- TASK INSTRUCTIONS -
What you return should be the full listing, word for word, without a single image.
_ _ _ _
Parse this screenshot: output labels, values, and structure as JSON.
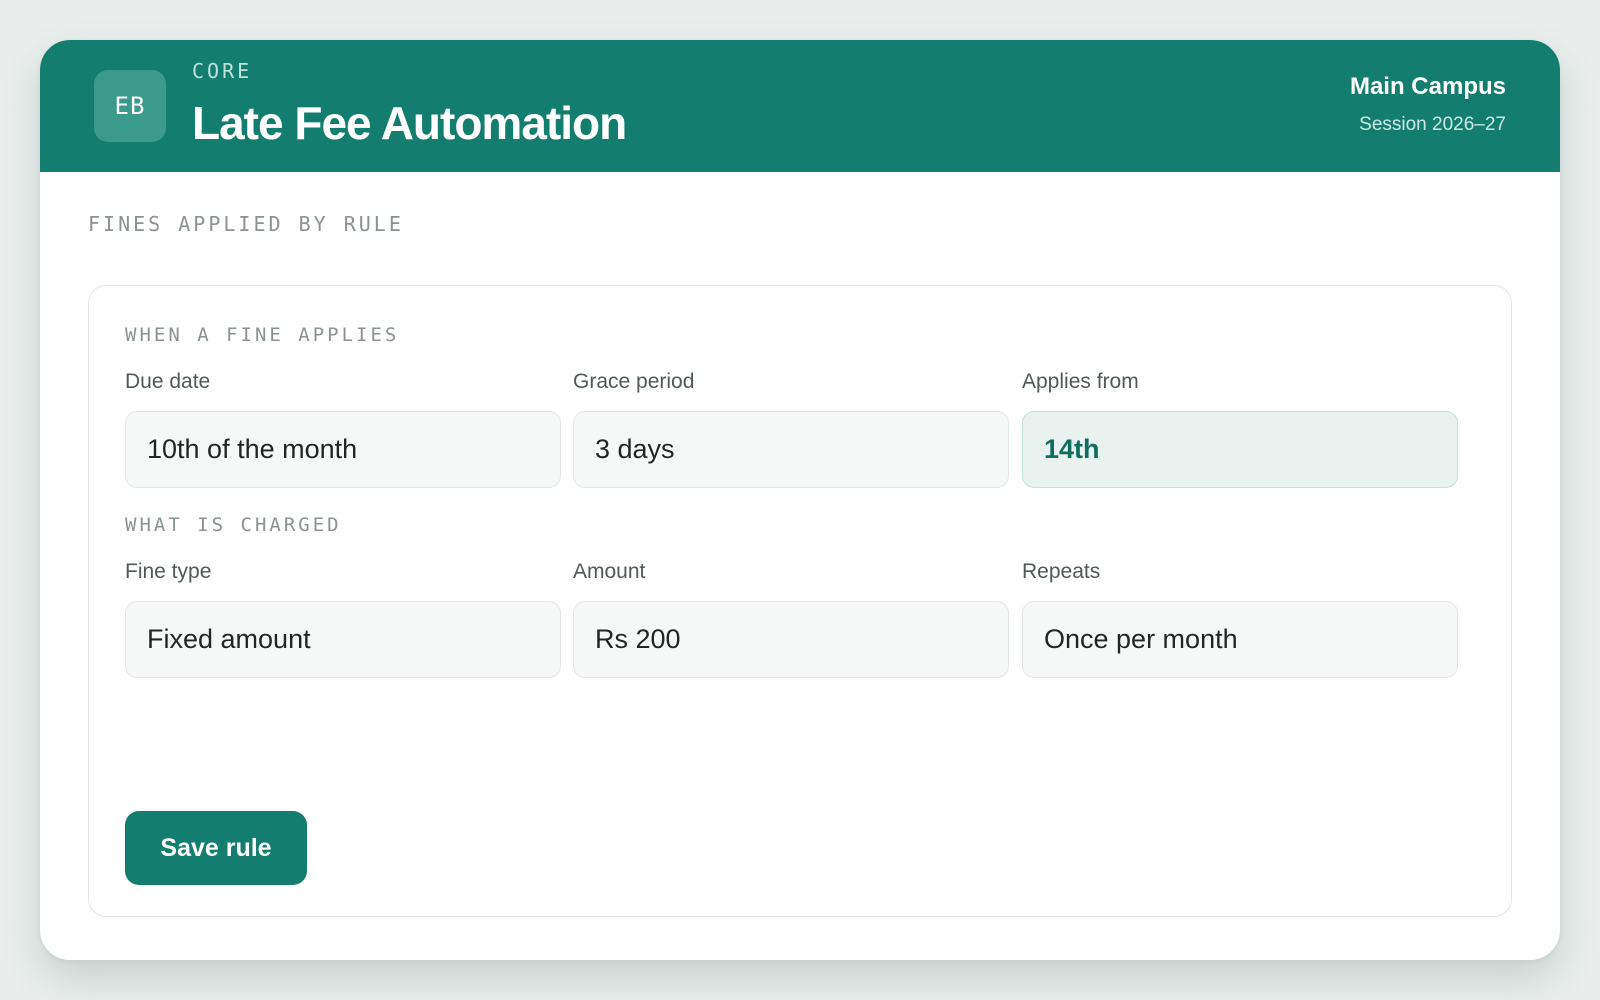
{
  "header": {
    "logo_initials": "EB",
    "eyebrow": "CORE",
    "title": "Late Fee Automation",
    "campus": "Main Campus",
    "session": "Session 2026–27"
  },
  "main": {
    "section_label": "FINES APPLIED BY RULE",
    "when_group": {
      "label": "WHEN A FINE APPLIES",
      "fields": [
        {
          "label": "Due date",
          "value": "10th of the month"
        },
        {
          "label": "Grace period",
          "value": "3 days"
        },
        {
          "label": "Applies from",
          "value": "14th"
        }
      ]
    },
    "charge_group": {
      "label": "WHAT IS CHARGED",
      "fields": [
        {
          "label": "Fine type",
          "value": "Fixed amount"
        },
        {
          "label": "Amount",
          "value": "Rs 200"
        },
        {
          "label": "Repeats",
          "value": "Once per month"
        }
      ]
    },
    "save_label": "Save rule"
  },
  "colors": {
    "brand": "#137e6f",
    "highlight_bg": "#e8f3f0",
    "highlight_text": "#126c5e"
  }
}
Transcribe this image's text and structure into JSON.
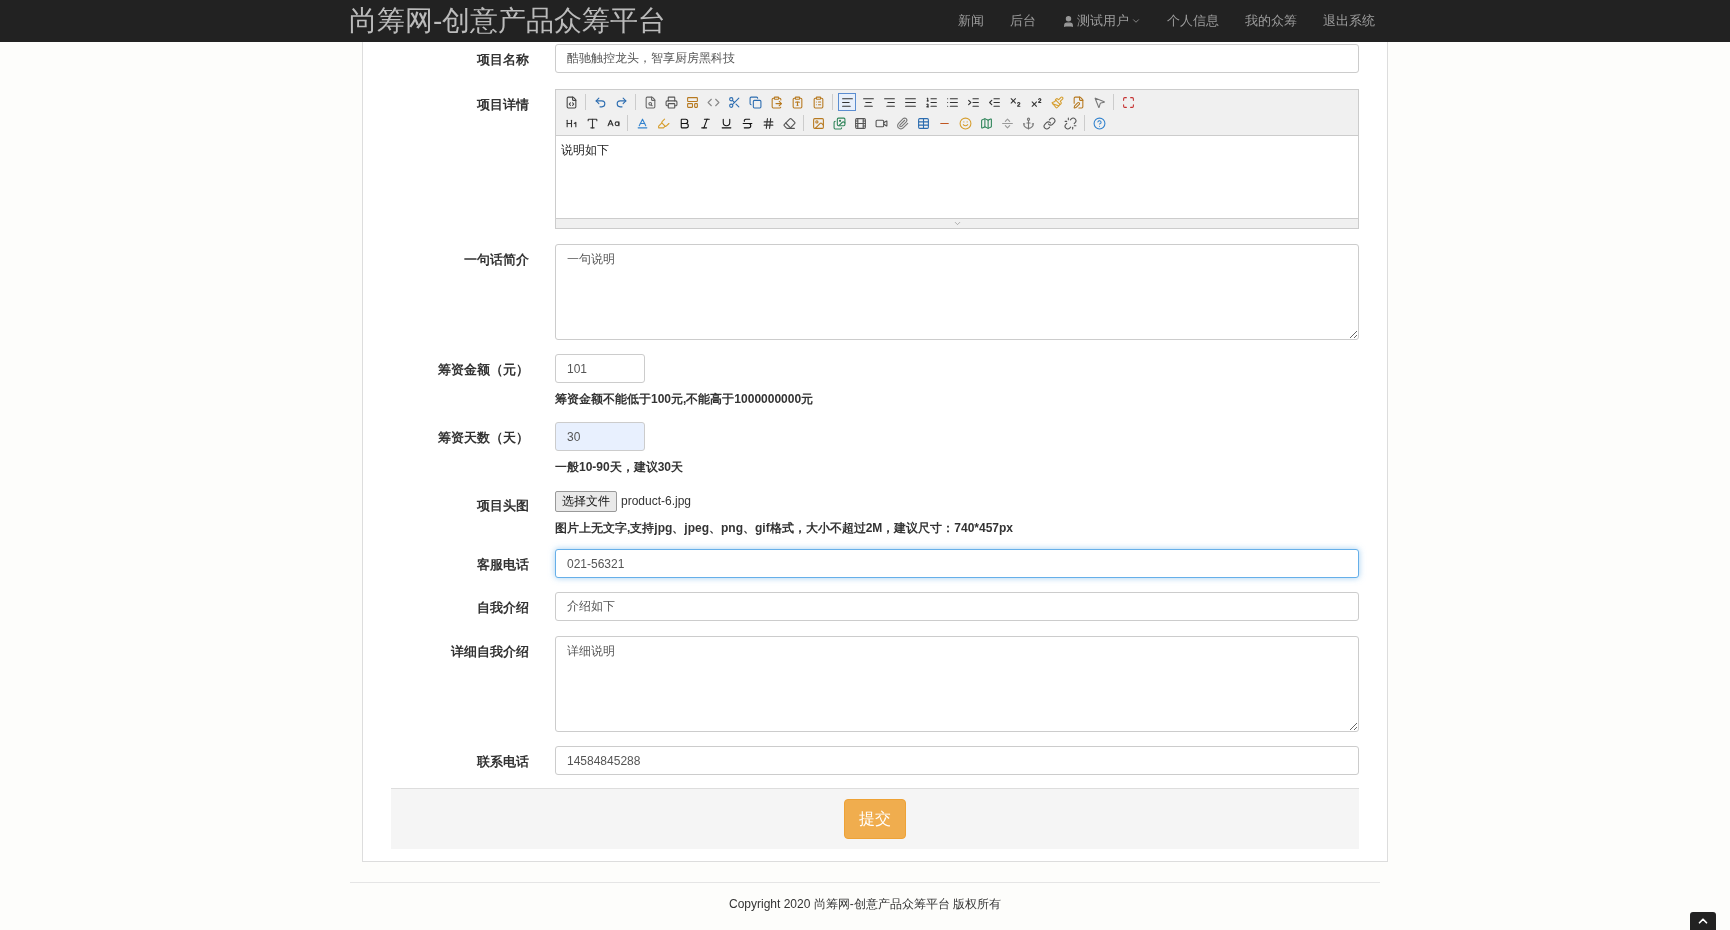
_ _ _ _
- COMPLETED EXERCISE -
Parse this screenshot: output labels, values, and structure as JSON.
{
  "header": {
    "logo_initials": "EB",
    "eyebrow": "CORE",
    "title": "Late Fee Automation",
    "campus": "Main Campus",
    "session": "Session 2026–27"
  },
  "main": {
    "section_label": "FINES APPLIED BY RULE",
    "when_group": {
      "label": "WHEN A FINE APPLIES",
      "fields": [
        {
          "label": "Due date",
          "value": "10th of the month"
        },
        {
          "label": "Grace period",
          "value": "3 days"
        },
        {
          "label": "Applies from",
          "value": "14th"
        }
      ]
    },
    "charge_group": {
      "label": "WHAT IS CHARGED",
      "fields": [
        {
          "label": "Fine type",
          "value": "Fixed amount"
        },
        {
          "label": "Amount",
          "value": "Rs 200"
        },
        {
          "label": "Repeats",
          "value": "Once per month"
        }
      ]
    },
    "save_label": "Save rule"
  },
  "colors": {
    "brand": "#137e6f",
    "highlight_bg": "#e8f3f0",
    "highlight_text": "#126c5e"
  }
}
Transcribe this image's text and structure into JSON.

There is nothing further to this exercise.